In Culture and Comfort Katherine C. Grier shows how the design and furnishings of the mid-nineteenth century parlor reflected the self-image of the Victorian middle class. Parlors provided public facades for formal occasions and represented an attempt to resolve the often opposing ideals of gentility and sincerity to which American culture aspired. The book traces the fortunes of the parlor and its upholstery from its early incarnations in “palace” hotels, railroad cars, steamships, and photographers' studios; through its mid-century heyday, when even remote frontier homes could boast “suites” of red plush sofas and chairs; to its slow, uneven metamorphosis into the more versatile living room. The author argues that even as the home increasingly was seen as a haven from industralization and commercialization, its ties to industry and commerce—in the form of more affordable, machine-made furniture and drapery—became stronger.

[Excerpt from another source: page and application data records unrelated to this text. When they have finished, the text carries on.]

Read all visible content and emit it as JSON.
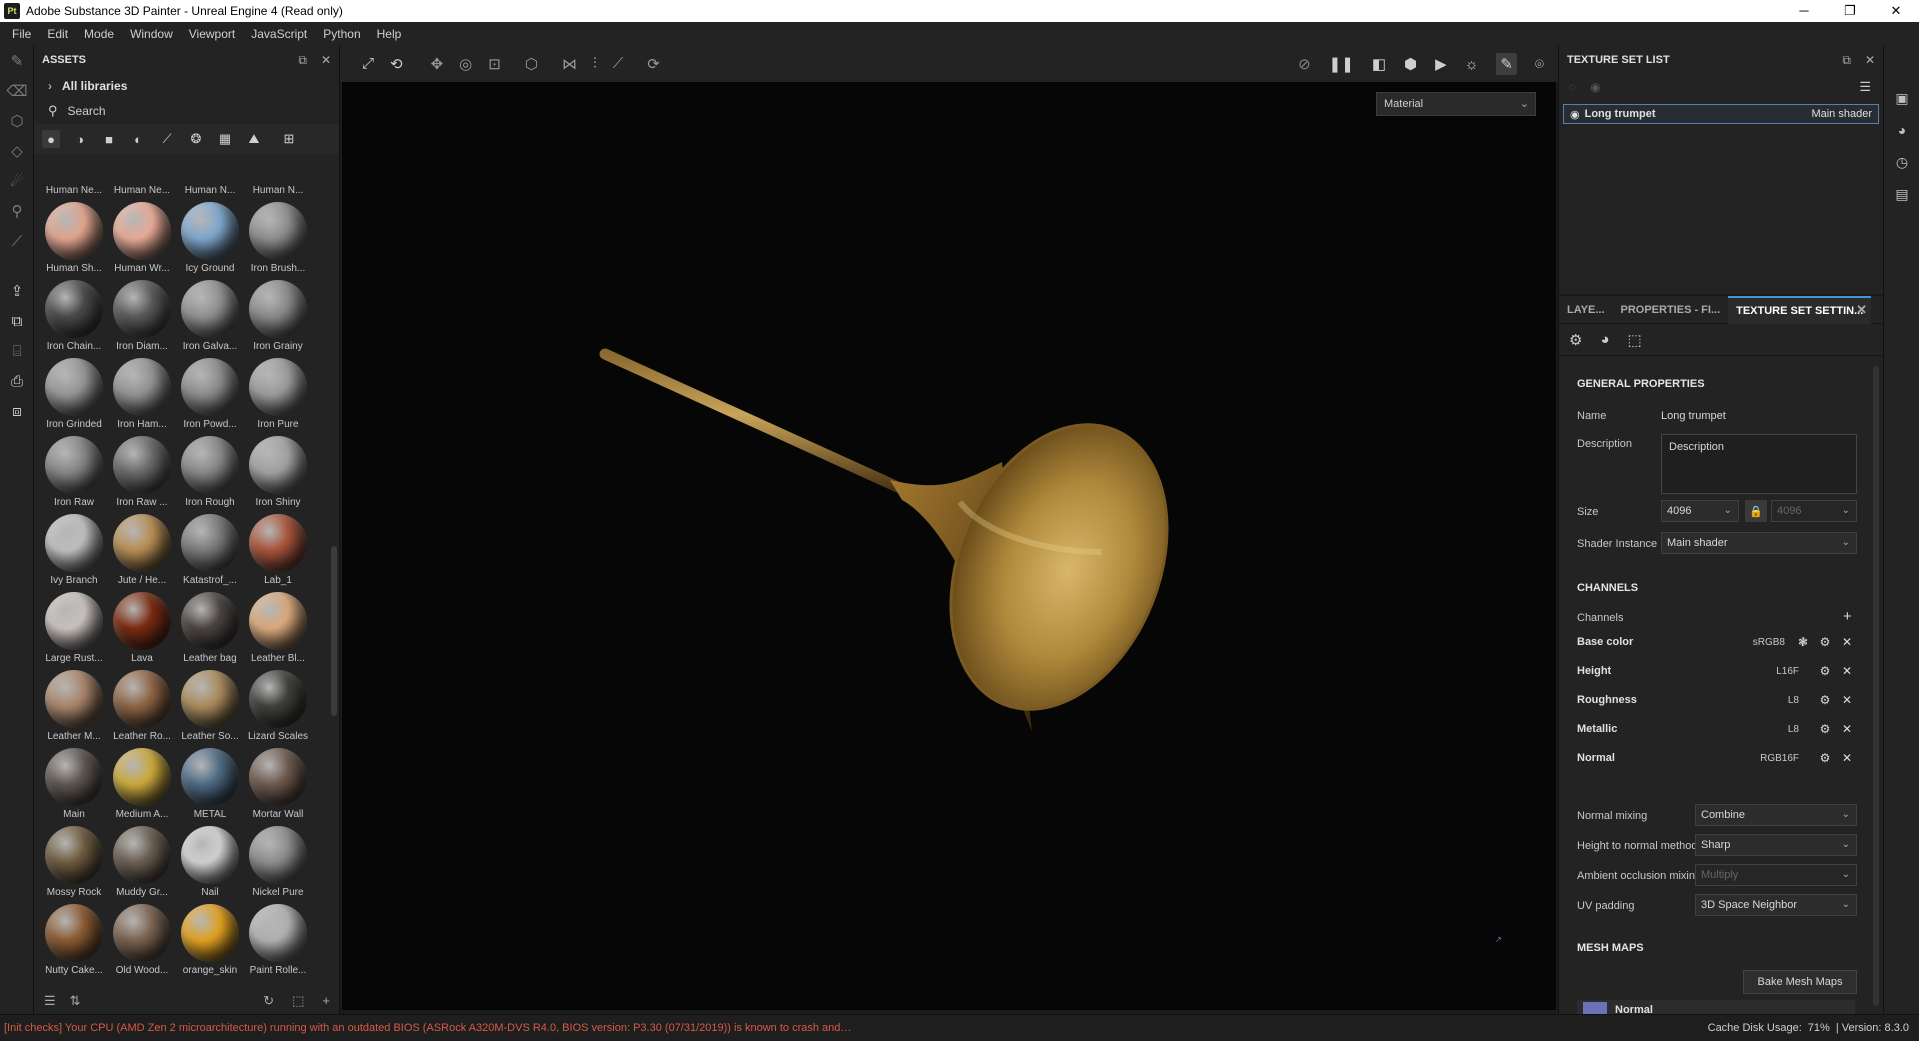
{
  "window": {
    "app_icon": "Pt",
    "title": "Adobe Substance 3D Painter - Unreal Engine 4 (Read only)",
    "min": "─",
    "max": "❐",
    "close": "✕"
  },
  "menu": [
    "File",
    "Edit",
    "Mode",
    "Window",
    "Viewport",
    "JavaScript",
    "Python",
    "Help"
  ],
  "assets": {
    "title": "ASSETS",
    "libraries": "All libraries",
    "search_placeholder": "Search",
    "items": [
      {
        "label": "Human Ne...",
        "color": "#c9907a"
      },
      {
        "label": "Human Ne...",
        "color": "#c48a76"
      },
      {
        "label": "Human N...",
        "color": "#bf8a78"
      },
      {
        "label": "Human N...",
        "color": "#c08b77"
      },
      {
        "label": "Human Sh...",
        "color": "#e0a48e"
      },
      {
        "label": "Human Wr...",
        "color": "#e7aa95"
      },
      {
        "label": "Icy Ground",
        "color": "#7ea6cc"
      },
      {
        "label": "Iron Brush...",
        "color": "#8e8e8e"
      },
      {
        "label": "Iron Chain...",
        "color": "#4a4a4a"
      },
      {
        "label": "Iron Diam...",
        "color": "#5a5a5a"
      },
      {
        "label": "Iron Galva...",
        "color": "#909090"
      },
      {
        "label": "Iron Grainy",
        "color": "#8a8a8a"
      },
      {
        "label": "Iron Grinded",
        "color": "#959595"
      },
      {
        "label": "Iron Ham...",
        "color": "#929292"
      },
      {
        "label": "Iron Powd...",
        "color": "#8c8c8c"
      },
      {
        "label": "Iron Pure",
        "color": "#9a9a9a"
      },
      {
        "label": "Iron Raw",
        "color": "#858585"
      },
      {
        "label": "Iron Raw ...",
        "color": "#6a6a6a"
      },
      {
        "label": "Iron Rough",
        "color": "#888888"
      },
      {
        "label": "Iron Shiny",
        "color": "#a0a0a0"
      },
      {
        "label": "Ivy Branch",
        "color": "#bdbdbd"
      },
      {
        "label": "Jute / He...",
        "color": "#b58d52"
      },
      {
        "label": "Katastrof_...",
        "color": "#7a7a7a"
      },
      {
        "label": "Lab_1",
        "color": "#a8533a"
      },
      {
        "label": "Large Rust...",
        "color": "#c8c0bc"
      },
      {
        "label": "Lava",
        "color": "#7a2a10"
      },
      {
        "label": "Leather bag",
        "color": "#4a4440"
      },
      {
        "label": "Leather Bl...",
        "color": "#d9a87a"
      },
      {
        "label": "Leather M...",
        "color": "#a8846a"
      },
      {
        "label": "Leather Ro...",
        "color": "#8e6444"
      },
      {
        "label": "Leather So...",
        "color": "#a88a5a"
      },
      {
        "label": "Lizard Scales",
        "color": "#3e403a"
      },
      {
        "label": "Main",
        "color": "#5e5650"
      },
      {
        "label": "Medium A...",
        "color": "#c9a83a"
      },
      {
        "label": "METAL",
        "color": "#4e6a84"
      },
      {
        "label": "Mortar Wall",
        "color": "#6e5a4e"
      },
      {
        "label": "Mossy Rock",
        "color": "#6e5c3e"
      },
      {
        "label": "Muddy Gr...",
        "color": "#6a5e52"
      },
      {
        "label": "Nail",
        "color": "#d0d0d0"
      },
      {
        "label": "Nickel Pure",
        "color": "#8c8c8c"
      },
      {
        "label": "Nutty Cake...",
        "color": "#8a5a32"
      },
      {
        "label": "Old Wood...",
        "color": "#7a6250"
      },
      {
        "label": "orange_skin",
        "color": "#e0a020"
      },
      {
        "label": "Paint Rolle...",
        "color": "#b0b0b0"
      }
    ]
  },
  "viewport": {
    "mode_select": "Material"
  },
  "texture_set_list": {
    "title": "TEXTURE SET LIST",
    "item_name": "Long trumpet",
    "item_shader": "Main shader"
  },
  "tss": {
    "tabs": [
      "LAYE...",
      "PROPERTIES - FI...",
      "TEXTURE SET SETTIN..."
    ],
    "general_title": "GENERAL PROPERTIES",
    "name_label": "Name",
    "name_value": "Long trumpet",
    "description_label": "Description",
    "description_value": "Description",
    "size_label": "Size",
    "size_value": "4096",
    "size_value_locked": "4096",
    "shader_label": "Shader Instance",
    "shader_value": "Main shader",
    "channels_title": "CHANNELS",
    "channels_label": "Channels",
    "channels": [
      {
        "name": "Base color",
        "format": "sRGB8"
      },
      {
        "name": "Height",
        "format": "L16F"
      },
      {
        "name": "Roughness",
        "format": "L8"
      },
      {
        "name": "Metallic",
        "format": "L8"
      },
      {
        "name": "Normal",
        "format": "RGB16F"
      }
    ],
    "normal_mixing_label": "Normal mixing",
    "normal_mixing_value": "Combine",
    "h2n_label": "Height to normal method",
    "h2n_value": "Sharp",
    "ao_label": "Ambient occlusion mixing",
    "ao_value": "Multiply",
    "uv_label": "UV padding",
    "uv_value": "3D Space Neighbor",
    "mesh_maps_title": "MESH MAPS",
    "bake_button": "Bake Mesh Maps",
    "mesh_map_first": "Normal"
  },
  "status": {
    "warning": "[Init checks] Your CPU (AMD Zen 2 microarchitecture) running with an outdated BIOS (ASRock A320M-DVS R4.0, BIOS version: P3.30 (07/31/2019)) is known to crash and/or ...",
    "cache": "Cache Disk Usage:",
    "cache_value": "71%",
    "version": "| Version: 8.3.0"
  }
}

By the 1920s the parlor's decline signaled both a blurring of the Victorian distinctions between public and private manners and the transfer of middle-class identity from the home to the automobile. Describing the deportment a parlor required, the activities it sheltered, and the marketing and manufacturing breakthroughs that made it available to all, Culture and Comfort reveals the full range of cultural messages conveyed by nineteenth-century parlor materials.